You don't need to be a professional researcher to find out about your family history... in most cases all it takes is a little patience. Here are a few tips to get you started and to make the most of your efforts.

research your family history

Basic Tips:

-Consider alternate spellings of names. "Wolinski" might show up as "Wolinsky" or even "Volinski" because of lazy census takers, etc. It was also common for people to change their names or use slightly alternate spellings once arriving to America.

-Use alternate address spellings during research. "102 E. 12th," "102 East twelfth," "102 East 12" and so on.

-Record everything, follow all leads. For example: Is the witness on your grandfather's WWII draft card someone who is unfamiliar? Research them too; they were obviously close with your ancestor so maybe you can find some clues.

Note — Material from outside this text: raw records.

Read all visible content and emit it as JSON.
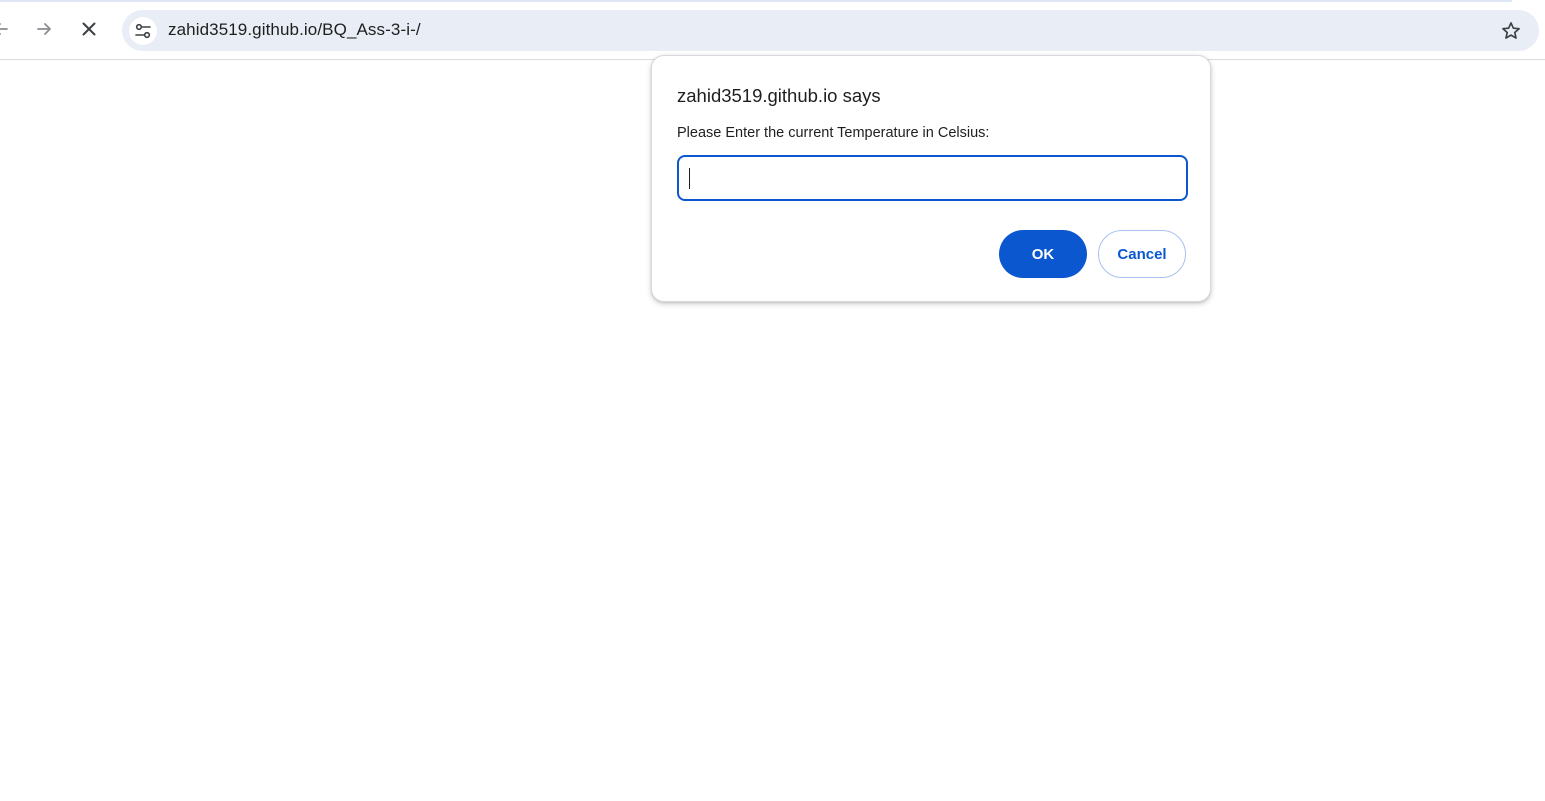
{
  "browser": {
    "url": "zahid3519.github.io/BQ_Ass-3-i-/",
    "icons": {
      "back": "arrow-left-icon",
      "forward": "arrow-right-icon",
      "stop": "close-icon",
      "site_info": "tune-icon",
      "bookmark": "star-outline-icon"
    }
  },
  "dialog": {
    "title": "zahid3519.github.io says",
    "message": "Please Enter the current Temperature in Celsius:",
    "input_value": "",
    "ok_label": "OK",
    "cancel_label": "Cancel"
  },
  "colors": {
    "accent": "#0b57d0",
    "omnibox_bg": "#e9edf6",
    "text": "#1f1f1f"
  }
}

You may even be able to track down a decedent who has old pictures/stories.


Collect as much data as possible before starting. A suggested way to do this is to create a separate profile for each family member to be researched, and ask family and friends fill out as much info as they can:

Name: John Doe
Birth date/place:
Death date/place:
Social security:
Date of arrival:
Date of naturalization:
Known home addresses:
Known business/work addresses:
Married date/place:
Schools attended:
Military service:
Clubs, associations:
Friends, neighbors:
Criminal record:
Misc events:

Online research:

You will be surprised at what you can find these days from the comfort of your home. Here are a few sources to start with. - This is a good place to start. You can get a free trial membership and have access to several documents including birth certificates, naturalization and draft records, census records, etc -- all of which you can download for your records. You can also leave a message on the forums asking for information., and - More great databases to cross-reference.

Google Advance News Search - Take advantage of Google's search tools, which allow you to narrow by date and more. Remember to use alternate spellings for names and addresses. Don't just search for "full preview only," you can pick up clues from snippet views.

Google Books - This includes old magazines and directories. Remember to use alternate spellings for names and addresses. Don't just search for "full preview only," you can pick up clues from snippet views. - This site contains much of Google's news archives and more from around the world. Note: a free membership limits you to five search results per day. - Has your ancestor ever been involved in a law suit or crime? You can get a free membership here and search thousands of court cases.

NYPL Digital Archives - This site may have old pictures of your family member's building or block.

Library of Congress - This site may have images and documents pertaining to your ancestor or their business.

Ellis Island database - If your ancestor arrived to New York City between 1892 ans 1924, there is a good chance they will be listed here. - Despite the name, this database is not exclusive to people of Italian ancestry.

Field research:

If you have exhausted your online resources or you still need more information, you may have to go directly to the source. If you can't make it in person, you can always hire a researcher to assist you. This is geared towards New York City, but applicable to any city, town or borough.

Municipal Archives - Prepare to spend some time searching through microfilm, but this building contains a treasure trove of city documents dating back to the 17th century. 31 Chambers Street, Room 103. Open Monday through Thursday 9 AM to 4:30 PM, Friday 9 AM to 1 PM. Call 311 for more info.

NYPL, main branch - Search thousands of old newspapers, phone books and directories, visit the genealogy and map room. Open various hours. Fifth Avenue at 42nd Street, (917) 275-6975.

Schools, Churches, Synagogues - Do you happen to know what school your ancestor attended, or where they were baptised? Try contacting the institution directly. You can often recover school grades, marriage licences, and other interesting tidbits.

The "Old Country" - If you have an idea of where your ancestors came from, you may be able to contact a local institution for more information. Most likely, you will need a translator :)

Door to door - If you are researching a few generations back this might be a long shot, but you never know... There might be an old butcher on the block who remembers your family or their neighbors, or provide other clues.